§ Data for this task:
________
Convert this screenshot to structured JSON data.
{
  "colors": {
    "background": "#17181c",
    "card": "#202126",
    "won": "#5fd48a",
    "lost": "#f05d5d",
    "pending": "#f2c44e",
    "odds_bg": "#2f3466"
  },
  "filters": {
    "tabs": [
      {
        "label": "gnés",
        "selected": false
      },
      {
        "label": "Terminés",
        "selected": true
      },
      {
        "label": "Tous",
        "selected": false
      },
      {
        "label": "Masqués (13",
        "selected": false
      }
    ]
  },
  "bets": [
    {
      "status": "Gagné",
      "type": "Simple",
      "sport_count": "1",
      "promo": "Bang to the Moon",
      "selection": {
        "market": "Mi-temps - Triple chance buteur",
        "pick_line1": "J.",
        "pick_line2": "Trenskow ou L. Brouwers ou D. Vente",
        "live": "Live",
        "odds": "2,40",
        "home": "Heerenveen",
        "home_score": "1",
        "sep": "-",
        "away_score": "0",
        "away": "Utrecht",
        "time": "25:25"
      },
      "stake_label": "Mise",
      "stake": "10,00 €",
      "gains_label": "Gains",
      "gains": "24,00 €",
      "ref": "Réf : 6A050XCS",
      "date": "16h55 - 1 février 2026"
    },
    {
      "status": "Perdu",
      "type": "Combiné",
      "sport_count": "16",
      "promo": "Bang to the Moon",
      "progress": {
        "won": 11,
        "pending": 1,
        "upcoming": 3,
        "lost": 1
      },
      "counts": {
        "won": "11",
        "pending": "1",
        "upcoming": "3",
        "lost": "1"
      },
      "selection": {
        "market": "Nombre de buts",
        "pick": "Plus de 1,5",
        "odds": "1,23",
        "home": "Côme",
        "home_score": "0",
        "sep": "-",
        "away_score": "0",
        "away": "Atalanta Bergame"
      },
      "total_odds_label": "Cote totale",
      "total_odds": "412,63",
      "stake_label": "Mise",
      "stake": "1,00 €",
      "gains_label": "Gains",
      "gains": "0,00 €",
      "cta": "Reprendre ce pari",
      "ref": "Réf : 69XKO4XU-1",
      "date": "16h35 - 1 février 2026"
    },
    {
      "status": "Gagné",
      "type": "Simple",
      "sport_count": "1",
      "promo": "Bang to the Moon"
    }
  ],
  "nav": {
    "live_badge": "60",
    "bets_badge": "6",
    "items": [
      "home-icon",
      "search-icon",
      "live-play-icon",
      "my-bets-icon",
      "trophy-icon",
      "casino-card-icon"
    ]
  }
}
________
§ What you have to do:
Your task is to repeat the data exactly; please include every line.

§ Task solution:
Convert this screenshot to structured JSON data.
{
  "colors": {
    "background": "#17181c",
    "card": "#202126",
    "won": "#5fd48a",
    "lost": "#f05d5d",
    "pending": "#f2c44e",
    "odds_bg": "#2f3466"
  },
  "filters": {
    "tabs": [
      {
        "label": "gnés",
        "selected": false
      },
      {
        "label": "Terminés",
        "selected": true
      },
      {
        "label": "Tous",
        "selected": false
      },
      {
        "label": "Masqués (13",
        "selected": false
      }
    ]
  },
  "bets": [
    {
      "status": "Gagné",
      "type": "Simple",
      "sport_count": "1",
      "promo": "Bang to the Moon",
      "selection": {
        "market": "Mi-temps - Triple chance buteur",
        "pick_line1": "J.",
        "pick_line2": "Trenskow ou L. Brouwers ou D. Vente",
        "live": "Live",
        "odds": "2,40",
        "home": "Heerenveen",
        "home_score": "1",
        "sep": "-",
        "away_score": "0",
        "away": "Utrecht",
        "time": "25:25"
      },
      "stake_label": "Mise",
      "stake": "10,00 €",
      "gains_label": "Gains",
      "gains": "24,00 €",
      "ref": "Réf : 6A050XCS",
      "date": "16h55 - 1 février 2026"
    },
    {
      "status": "Perdu",
      "type": "Combiné",
      "sport_count": "16",
      "promo": "Bang to the Moon",
      "progress": {
        "won": 11,
        "pending": 1,
        "upcoming": 3,
        "lost": 1
      },
      "counts": {
        "won": "11",
        "pending": "1",
        "upcoming": "3",
        "lost": "1"
      },
      "selection": {
        "market": "Nombre de buts",
        "pick": "Plus de 1,5",
        "odds": "1,23",
        "home": "Côme",
        "home_score": "0",
        "sep": "-",
        "away_score": "0",
        "away": "Atalanta Bergame"
      },
      "total_odds_label": "Cote totale",
      "total_odds": "412,63",
      "stake_label": "Mise",
      "stake": "1,00 €",
      "gains_label": "Gains",
      "gains": "0,00 €",
      "cta": "Reprendre ce pari",
      "ref": "Réf : 69XKO4XU-1",
      "date": "16h35 - 1 février 2026"
    },
    {
      "status": "Gagné",
      "type": "Simple",
      "sport_count": "1",
      "promo": "Bang to the Moon"
    }
  ],
  "nav": {
    "live_badge": "60",
    "bets_badge": "6",
    "items": [
      "home-icon",
      "search-icon",
      "live-play-icon",
      "my-bets-icon",
      "trophy-icon",
      "casino-card-icon"
    ]
  }
}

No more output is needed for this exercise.